### Task inputs:
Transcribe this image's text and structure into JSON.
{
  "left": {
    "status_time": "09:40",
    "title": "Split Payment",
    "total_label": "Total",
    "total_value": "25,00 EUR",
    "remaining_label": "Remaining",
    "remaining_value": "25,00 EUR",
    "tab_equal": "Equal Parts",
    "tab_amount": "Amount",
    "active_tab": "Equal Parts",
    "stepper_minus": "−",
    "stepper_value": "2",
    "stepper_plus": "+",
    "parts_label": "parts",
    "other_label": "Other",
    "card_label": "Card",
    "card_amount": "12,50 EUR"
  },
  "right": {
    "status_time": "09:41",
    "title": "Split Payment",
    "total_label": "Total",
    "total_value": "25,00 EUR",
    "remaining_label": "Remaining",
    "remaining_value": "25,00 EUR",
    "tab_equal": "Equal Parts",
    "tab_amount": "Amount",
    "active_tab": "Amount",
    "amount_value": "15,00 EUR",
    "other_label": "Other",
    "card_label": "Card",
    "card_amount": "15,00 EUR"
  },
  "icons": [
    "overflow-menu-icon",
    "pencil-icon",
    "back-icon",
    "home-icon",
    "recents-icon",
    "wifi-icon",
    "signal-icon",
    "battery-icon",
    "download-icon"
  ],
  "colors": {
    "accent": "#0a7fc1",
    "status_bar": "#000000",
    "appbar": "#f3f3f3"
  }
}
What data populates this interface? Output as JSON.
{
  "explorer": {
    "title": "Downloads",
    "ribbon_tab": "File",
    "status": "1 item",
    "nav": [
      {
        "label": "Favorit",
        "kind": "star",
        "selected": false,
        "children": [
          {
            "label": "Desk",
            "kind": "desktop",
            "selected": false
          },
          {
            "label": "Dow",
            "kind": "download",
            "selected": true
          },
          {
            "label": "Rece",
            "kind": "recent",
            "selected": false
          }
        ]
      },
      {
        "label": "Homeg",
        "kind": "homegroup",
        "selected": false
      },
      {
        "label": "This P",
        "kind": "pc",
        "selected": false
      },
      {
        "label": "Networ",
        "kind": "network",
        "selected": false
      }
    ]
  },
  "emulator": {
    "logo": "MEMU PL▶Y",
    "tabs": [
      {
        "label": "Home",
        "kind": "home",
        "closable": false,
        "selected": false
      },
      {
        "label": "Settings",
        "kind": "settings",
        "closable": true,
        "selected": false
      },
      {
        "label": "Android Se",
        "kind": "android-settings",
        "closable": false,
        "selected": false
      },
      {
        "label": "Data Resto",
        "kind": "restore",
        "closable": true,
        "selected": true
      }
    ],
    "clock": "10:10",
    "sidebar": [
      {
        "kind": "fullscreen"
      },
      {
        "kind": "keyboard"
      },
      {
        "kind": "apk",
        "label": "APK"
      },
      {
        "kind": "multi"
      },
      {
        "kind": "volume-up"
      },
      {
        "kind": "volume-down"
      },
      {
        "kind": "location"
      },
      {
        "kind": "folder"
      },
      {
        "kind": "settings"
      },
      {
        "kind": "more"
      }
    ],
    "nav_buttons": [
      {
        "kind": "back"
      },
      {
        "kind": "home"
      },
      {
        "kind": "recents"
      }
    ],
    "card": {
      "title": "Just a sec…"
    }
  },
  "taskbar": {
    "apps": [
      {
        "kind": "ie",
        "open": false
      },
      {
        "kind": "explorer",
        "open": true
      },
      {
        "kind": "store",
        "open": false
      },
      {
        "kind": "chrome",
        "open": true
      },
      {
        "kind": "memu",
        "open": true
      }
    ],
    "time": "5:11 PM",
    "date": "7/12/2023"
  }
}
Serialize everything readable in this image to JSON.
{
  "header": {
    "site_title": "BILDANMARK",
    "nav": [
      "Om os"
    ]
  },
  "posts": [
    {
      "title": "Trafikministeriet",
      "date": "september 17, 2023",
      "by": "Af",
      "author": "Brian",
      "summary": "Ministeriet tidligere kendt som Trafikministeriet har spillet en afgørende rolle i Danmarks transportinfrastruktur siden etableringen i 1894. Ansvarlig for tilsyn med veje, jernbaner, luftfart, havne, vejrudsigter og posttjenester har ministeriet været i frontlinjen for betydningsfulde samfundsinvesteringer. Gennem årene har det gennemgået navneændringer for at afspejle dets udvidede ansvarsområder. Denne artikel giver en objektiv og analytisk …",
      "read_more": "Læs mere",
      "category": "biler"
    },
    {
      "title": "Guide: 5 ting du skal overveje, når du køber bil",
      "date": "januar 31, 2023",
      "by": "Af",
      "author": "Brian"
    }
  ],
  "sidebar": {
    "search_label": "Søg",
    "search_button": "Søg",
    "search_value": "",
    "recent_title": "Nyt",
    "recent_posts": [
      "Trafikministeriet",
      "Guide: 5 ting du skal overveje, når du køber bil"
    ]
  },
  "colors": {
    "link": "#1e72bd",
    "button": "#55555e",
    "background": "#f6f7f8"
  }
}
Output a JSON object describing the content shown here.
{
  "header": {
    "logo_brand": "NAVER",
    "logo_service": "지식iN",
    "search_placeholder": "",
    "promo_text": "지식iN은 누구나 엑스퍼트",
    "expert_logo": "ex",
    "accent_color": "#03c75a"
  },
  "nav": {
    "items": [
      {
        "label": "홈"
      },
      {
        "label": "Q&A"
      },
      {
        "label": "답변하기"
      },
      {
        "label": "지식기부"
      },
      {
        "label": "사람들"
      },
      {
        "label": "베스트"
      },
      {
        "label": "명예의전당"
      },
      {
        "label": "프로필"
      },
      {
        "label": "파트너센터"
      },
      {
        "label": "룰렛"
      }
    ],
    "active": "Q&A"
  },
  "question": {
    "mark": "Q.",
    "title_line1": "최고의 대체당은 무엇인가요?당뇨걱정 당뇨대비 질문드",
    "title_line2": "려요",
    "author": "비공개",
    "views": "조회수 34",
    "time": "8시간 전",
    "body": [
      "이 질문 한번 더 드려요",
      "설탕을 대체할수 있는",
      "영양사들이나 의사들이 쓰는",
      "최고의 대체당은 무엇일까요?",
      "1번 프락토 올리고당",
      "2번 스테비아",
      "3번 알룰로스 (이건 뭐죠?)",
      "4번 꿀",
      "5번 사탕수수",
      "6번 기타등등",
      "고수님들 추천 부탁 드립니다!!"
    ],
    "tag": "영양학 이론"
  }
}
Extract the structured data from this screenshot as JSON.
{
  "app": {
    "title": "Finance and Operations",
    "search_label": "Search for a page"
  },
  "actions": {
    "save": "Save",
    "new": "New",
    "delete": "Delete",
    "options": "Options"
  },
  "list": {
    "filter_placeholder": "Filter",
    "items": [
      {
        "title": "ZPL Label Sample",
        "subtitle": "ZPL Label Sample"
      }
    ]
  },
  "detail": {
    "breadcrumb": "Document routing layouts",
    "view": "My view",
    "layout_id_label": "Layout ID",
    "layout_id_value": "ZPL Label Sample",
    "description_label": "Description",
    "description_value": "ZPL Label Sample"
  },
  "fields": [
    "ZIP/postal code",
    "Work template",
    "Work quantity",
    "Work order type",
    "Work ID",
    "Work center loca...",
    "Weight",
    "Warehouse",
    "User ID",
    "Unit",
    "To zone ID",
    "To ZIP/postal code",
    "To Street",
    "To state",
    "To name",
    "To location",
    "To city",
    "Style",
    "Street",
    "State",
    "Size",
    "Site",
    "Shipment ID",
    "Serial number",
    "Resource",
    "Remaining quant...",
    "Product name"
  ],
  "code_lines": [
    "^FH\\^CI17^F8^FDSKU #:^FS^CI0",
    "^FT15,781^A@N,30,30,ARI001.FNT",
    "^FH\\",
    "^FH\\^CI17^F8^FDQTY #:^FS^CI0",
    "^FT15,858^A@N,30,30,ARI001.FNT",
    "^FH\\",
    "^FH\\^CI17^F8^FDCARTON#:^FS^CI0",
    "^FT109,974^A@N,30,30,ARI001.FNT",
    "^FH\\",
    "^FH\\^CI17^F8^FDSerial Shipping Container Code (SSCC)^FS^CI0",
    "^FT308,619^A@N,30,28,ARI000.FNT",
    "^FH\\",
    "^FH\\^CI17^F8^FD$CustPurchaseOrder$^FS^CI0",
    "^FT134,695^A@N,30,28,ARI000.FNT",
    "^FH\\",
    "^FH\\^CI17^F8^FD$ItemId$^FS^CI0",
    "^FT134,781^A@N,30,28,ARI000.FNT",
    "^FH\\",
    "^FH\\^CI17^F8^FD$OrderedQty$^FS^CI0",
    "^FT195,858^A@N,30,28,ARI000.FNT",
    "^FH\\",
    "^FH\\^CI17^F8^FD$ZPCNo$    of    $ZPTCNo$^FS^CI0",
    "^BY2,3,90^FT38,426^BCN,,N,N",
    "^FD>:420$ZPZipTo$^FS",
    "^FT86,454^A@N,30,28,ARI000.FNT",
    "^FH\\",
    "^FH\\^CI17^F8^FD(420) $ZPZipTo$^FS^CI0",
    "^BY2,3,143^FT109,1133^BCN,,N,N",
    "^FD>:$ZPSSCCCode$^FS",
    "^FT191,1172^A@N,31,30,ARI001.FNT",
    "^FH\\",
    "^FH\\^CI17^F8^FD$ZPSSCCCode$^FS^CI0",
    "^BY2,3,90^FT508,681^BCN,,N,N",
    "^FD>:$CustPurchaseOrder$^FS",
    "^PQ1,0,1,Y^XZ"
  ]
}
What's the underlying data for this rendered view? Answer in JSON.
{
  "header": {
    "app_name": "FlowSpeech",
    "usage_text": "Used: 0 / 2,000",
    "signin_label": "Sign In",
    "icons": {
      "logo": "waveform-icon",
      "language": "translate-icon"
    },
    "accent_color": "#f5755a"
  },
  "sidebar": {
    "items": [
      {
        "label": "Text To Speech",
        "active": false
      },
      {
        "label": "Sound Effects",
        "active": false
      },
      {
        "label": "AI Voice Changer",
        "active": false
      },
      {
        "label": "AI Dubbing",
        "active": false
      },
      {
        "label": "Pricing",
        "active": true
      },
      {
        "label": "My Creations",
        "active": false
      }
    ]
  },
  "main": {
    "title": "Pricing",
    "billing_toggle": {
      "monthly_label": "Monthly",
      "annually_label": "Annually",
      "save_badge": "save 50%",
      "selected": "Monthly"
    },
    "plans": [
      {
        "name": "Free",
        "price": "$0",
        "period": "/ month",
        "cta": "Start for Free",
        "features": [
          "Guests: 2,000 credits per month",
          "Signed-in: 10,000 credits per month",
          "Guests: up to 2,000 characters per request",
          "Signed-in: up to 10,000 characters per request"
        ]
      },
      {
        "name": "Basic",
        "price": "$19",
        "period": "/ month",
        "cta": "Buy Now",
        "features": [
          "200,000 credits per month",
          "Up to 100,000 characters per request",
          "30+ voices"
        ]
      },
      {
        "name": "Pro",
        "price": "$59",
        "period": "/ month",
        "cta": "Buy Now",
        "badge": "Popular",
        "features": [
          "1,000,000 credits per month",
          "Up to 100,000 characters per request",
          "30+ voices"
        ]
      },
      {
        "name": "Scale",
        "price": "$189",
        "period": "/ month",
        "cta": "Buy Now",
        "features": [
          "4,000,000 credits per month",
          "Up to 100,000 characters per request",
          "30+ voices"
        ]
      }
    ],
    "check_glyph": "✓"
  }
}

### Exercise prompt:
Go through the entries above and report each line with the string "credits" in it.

### Result of the task:
          "Guests: 2,000 credits per month",
          "Signed-in: 10,000 credits per month",
          "200,000 credits per month",
          "1,000,000 credits per month",
          "4,000,000 credits per month",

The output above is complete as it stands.